Even on that measure, Hamdan’s trial was not clearly decisive. While the presiding judge, Navy Captain Keith Allred, threw out evidence from “coercive” interrogation sessions conducted in Afghanistan in 2001, he allowed prosecutors to use evidence from a different disputed interrogation. In that dispute, the judge rejected defense claims that Hamdan was under the influence of sleep deprivation and other coercive programs at Guantanamo in 2003 when he said he had sworn allegiance to bin Laden, the Associated Press reported.
Unlike Hamdan, Mohammed and Binalshibh were held in secret prisons where the U.S. government has admitted using waterboarding and other interrogation tactics that many consider to be torture. It remains to be seen how a judge will deal with that controversial aspect of the trials.
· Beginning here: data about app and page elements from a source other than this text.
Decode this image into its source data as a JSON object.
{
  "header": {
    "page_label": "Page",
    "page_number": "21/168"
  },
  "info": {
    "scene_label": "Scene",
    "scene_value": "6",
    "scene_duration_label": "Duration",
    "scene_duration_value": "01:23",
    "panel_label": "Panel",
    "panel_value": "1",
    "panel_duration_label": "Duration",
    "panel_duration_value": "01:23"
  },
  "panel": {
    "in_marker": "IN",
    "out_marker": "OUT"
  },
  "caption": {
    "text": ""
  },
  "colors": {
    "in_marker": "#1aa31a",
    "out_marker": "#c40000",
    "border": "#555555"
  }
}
In the final analysis, the outcome of Hamdan’s trial could influence not just how terrorism suspects are treated in the future, Mahler said in Time Magazine, but also whether the whole system that President Bush first authorized in the aftermath of Sept. 11 will survive under the next commander in chief.
“In that sense, the fame – or infamy – of Salim Hamdan may endure long after his trial does,” Mahler said.
Sharon Schmickle writes about foreign affairs and science. She can be reached at sschmickle [at] minnpost [dot] com.